INSTRUCTIONS TO FOLLOW – Exact copies of all records below are needed.

MATERIAL FOR THIS TASK –

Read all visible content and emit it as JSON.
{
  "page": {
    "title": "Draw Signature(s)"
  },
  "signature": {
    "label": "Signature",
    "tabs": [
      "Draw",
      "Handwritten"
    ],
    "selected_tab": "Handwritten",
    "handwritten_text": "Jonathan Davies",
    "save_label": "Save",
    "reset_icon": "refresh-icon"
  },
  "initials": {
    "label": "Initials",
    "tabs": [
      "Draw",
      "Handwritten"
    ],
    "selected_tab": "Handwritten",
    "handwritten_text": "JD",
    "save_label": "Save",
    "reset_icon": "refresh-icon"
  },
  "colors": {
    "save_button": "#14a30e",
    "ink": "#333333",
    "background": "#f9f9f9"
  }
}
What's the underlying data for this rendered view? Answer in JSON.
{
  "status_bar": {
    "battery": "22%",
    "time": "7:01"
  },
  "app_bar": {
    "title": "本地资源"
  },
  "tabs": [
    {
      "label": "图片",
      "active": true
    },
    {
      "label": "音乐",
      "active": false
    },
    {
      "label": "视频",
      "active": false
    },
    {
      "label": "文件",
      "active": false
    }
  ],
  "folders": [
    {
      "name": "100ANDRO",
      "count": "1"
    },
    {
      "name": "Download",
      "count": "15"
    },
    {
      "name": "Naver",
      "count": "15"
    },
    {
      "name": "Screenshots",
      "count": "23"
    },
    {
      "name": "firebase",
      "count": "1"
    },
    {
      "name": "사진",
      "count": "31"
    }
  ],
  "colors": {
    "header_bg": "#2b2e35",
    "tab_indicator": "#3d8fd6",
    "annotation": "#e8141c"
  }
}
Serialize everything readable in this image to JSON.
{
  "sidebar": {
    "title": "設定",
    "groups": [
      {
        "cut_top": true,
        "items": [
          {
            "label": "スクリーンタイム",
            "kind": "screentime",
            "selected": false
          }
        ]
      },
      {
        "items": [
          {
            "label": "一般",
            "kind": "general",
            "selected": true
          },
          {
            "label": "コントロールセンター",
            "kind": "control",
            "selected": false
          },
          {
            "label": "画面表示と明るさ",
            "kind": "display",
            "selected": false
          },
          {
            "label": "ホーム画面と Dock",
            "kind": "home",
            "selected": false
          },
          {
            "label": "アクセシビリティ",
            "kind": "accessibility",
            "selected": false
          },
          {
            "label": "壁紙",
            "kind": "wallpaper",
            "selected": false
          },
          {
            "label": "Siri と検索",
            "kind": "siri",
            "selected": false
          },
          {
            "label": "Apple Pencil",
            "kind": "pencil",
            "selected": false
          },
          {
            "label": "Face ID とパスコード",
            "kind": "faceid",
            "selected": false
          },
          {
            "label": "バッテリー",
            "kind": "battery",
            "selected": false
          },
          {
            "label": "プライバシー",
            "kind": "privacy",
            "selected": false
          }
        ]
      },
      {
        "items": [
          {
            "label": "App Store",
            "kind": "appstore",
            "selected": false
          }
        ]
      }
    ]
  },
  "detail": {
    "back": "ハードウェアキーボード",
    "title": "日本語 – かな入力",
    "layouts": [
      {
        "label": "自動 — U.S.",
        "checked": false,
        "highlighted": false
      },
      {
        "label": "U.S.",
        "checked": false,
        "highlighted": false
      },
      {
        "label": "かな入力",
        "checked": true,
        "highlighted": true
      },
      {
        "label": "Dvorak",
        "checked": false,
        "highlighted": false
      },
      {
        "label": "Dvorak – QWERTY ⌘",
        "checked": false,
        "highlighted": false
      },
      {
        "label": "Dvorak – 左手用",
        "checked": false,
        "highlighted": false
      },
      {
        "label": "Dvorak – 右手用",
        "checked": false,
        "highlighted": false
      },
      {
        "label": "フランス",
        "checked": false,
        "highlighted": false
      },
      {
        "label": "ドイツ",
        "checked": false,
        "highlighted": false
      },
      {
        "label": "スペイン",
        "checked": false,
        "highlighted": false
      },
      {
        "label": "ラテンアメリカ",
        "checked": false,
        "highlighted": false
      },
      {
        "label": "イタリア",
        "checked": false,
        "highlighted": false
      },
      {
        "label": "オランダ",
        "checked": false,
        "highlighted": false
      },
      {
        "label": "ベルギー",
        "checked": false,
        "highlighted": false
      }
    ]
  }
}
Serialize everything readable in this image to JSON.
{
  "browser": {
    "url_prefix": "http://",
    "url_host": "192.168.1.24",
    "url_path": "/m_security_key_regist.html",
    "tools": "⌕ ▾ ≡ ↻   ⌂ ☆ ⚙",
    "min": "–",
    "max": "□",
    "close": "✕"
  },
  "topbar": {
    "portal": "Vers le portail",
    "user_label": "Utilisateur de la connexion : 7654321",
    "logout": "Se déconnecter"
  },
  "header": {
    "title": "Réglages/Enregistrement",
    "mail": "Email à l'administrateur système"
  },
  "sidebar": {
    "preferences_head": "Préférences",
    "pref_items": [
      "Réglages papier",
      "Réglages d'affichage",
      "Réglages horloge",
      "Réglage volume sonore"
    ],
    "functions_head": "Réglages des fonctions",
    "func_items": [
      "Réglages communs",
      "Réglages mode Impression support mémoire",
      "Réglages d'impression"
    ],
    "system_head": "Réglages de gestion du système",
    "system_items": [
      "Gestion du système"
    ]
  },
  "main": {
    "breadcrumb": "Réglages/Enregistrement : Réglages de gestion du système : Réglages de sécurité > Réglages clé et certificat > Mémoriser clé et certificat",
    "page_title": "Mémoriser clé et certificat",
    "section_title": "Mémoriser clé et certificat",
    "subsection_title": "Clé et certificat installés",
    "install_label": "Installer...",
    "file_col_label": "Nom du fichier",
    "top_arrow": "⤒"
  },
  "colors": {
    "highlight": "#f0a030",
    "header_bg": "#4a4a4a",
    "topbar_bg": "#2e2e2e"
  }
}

TASK SOLUTION –
Read all visible content and emit it as JSON.
{
  "page": {
    "title": "Draw Signature(s)"
  },
  "signature": {
    "label": "Signature",
    "tabs": [
      "Draw",
      "Handwritten"
    ],
    "selected_tab": "Handwritten",
    "handwritten_text": "Jonathan Davies",
    "save_label": "Save",
    "reset_icon": "refresh-icon"
  },
  "initials": {
    "label": "Initials",
    "tabs": [
      "Draw",
      "Handwritten"
    ],
    "selected_tab": "Handwritten",
    "handwritten_text": "JD",
    "save_label": "Save",
    "reset_icon": "refresh-icon"
  },
  "colors": {
    "save_button": "#14a30e",
    "ink": "#333333",
    "background": "#f9f9f9"
  }
}
What's the underlying data for this rendered view? Answer in JSON.
{
  "status_bar": {
    "battery": "22%",
    "time": "7:01"
  },
  "app_bar": {
    "title": "本地资源"
  },
  "tabs": [
    {
      "label": "图片",
      "active": true
    },
    {
      "label": "音乐",
      "active": false
    },
    {
      "label": "视频",
      "active": false
    },
    {
      "label": "文件",
      "active": false
    }
  ],
  "folders": [
    {
      "name": "100ANDRO",
      "count": "1"
    },
    {
      "name": "Download",
      "count": "15"
    },
    {
      "name": "Naver",
      "count": "15"
    },
    {
      "name": "Screenshots",
      "count": "23"
    },
    {
      "name": "firebase",
      "count": "1"
    },
    {
      "name": "사진",
      "count": "31"
    }
  ],
  "colors": {
    "header_bg": "#2b2e35",
    "tab_indicator": "#3d8fd6",
    "annotation": "#e8141c"
  }
}
Serialize everything readable in this image to JSON.
{
  "sidebar": {
    "title": "設定",
    "groups": [
      {
        "cut_top": true,
        "items": [
          {
            "label": "スクリーンタイム",
            "kind": "screentime",
            "selected": false
          }
        ]
      },
      {
        "items": [
          {
            "label": "一般",
            "kind": "general",
            "selected": true
          },
          {
            "label": "コントロールセンター",
            "kind": "control",
            "selected": false
          },
          {
            "label": "画面表示と明るさ",
            "kind": "display",
            "selected": false
          },
          {
            "label": "ホーム画面と Dock",
            "kind": "home",
            "selected": false
          },
          {
            "label": "アクセシビリティ",
            "kind": "accessibility",
            "selected": false
          },
          {
            "label": "壁紙",
            "kind": "wallpaper",
            "selected": false
          },
          {
            "label": "Siri と検索",
            "kind": "siri",
            "selected": false
          },
          {
            "label": "Apple Pencil",
            "kind": "pencil",
            "selected": false
          },
          {
            "label": "Face ID とパスコード",
            "kind": "faceid",
            "selected": false
          },
          {
            "label": "バッテリー",
            "kind": "battery",
            "selected": false
          },
          {
            "label": "プライバシー",
            "kind": "privacy",
            "selected": false
          }
        ]
      },
      {
        "items": [
          {
            "label": "App Store",
            "kind": "appstore",
            "selected": false
          }
        ]
      }
    ]
  },
  "detail": {
    "back": "ハードウェアキーボード",
    "title": "日本語 – かな入力",
    "layouts": [
      {
        "label": "自動 — U.S.",
        "checked": false,
        "highlighted": false
      },
      {
        "label": "U.S.",
        "checked": false,
        "highlighted": false
      },
      {
        "label": "かな入力",
        "checked": true,
        "highlighted": true
      },
      {
        "label": "Dvorak",
        "checked": false,
        "highlighted": false
      },
      {
        "label": "Dvorak – QWERTY ⌘",
        "checked": false,
        "highlighted": false
      },
      {
        "label": "Dvorak – 左手用",
        "checked": false,
        "highlighted": false
      },
      {
        "label": "Dvorak – 右手用",
        "checked": false,
        "highlighted": false
      },
      {
        "label": "フランス",
        "checked": false,
        "highlighted": false
      },
      {
        "label": "ドイツ",
        "checked": false,
        "highlighted": false
      },
      {
        "label": "スペイン",
        "checked": false,
        "highlighted": false
      },
      {
        "label": "ラテンアメリカ",
        "checked": false,
        "highlighted": false
      },
      {
        "label": "イタリア",
        "checked": false,
        "highlighted": false
      },
      {
        "label": "オランダ",
        "checked": false,
        "highlighted": false
      },
      {
        "label": "ベルギー",
        "checked": false,
        "highlighted": false
      }
    ]
  }
}
Serialize everything readable in this image to JSON.
{
  "browser": {
    "url_prefix": "http://",
    "url_host": "192.168.1.24",
    "url_path": "/m_security_key_regist.html",
    "tools": "⌕ ▾ ≡ ↻   ⌂ ☆ ⚙",
    "min": "–",
    "max": "□",
    "close": "✕"
  },
  "topbar": {
    "portal": "Vers le portail",
    "user_label": "Utilisateur de la connexion : 7654321",
    "logout": "Se déconnecter"
  },
  "header": {
    "title": "Réglages/Enregistrement",
    "mail": "Email à l'administrateur système"
  },
  "sidebar": {
    "preferences_head": "Préférences",
    "pref_items": [
      "Réglages papier",
      "Réglages d'affichage",
      "Réglages horloge",
      "Réglage volume sonore"
    ],
    "functions_head": "Réglages des fonctions",
    "func_items": [
      "Réglages communs",
      "Réglages mode Impression support mémoire",
      "Réglages d'impression"
    ],
    "system_head": "Réglages de gestion du système",
    "system_items": [
      "Gestion du système"
    ]
  },
  "main": {
    "breadcrumb": "Réglages/Enregistrement : Réglages de gestion du système : Réglages de sécurité > Réglages clé et certificat > Mémoriser clé et certificat",
    "page_title": "Mémoriser clé et certificat",
    "section_title": "Mémoriser clé et certificat",
    "subsection_title": "Clé et certificat installés",
    "install_label": "Installer...",
    "file_col_label": "Nom du fichier",
    "top_arrow": "⤒"
  },
  "colors": {
    "highlight": "#f0a030",
    "header_bg": "#4a4a4a",
    "topbar_bg": "#2e2e2e"
  }
}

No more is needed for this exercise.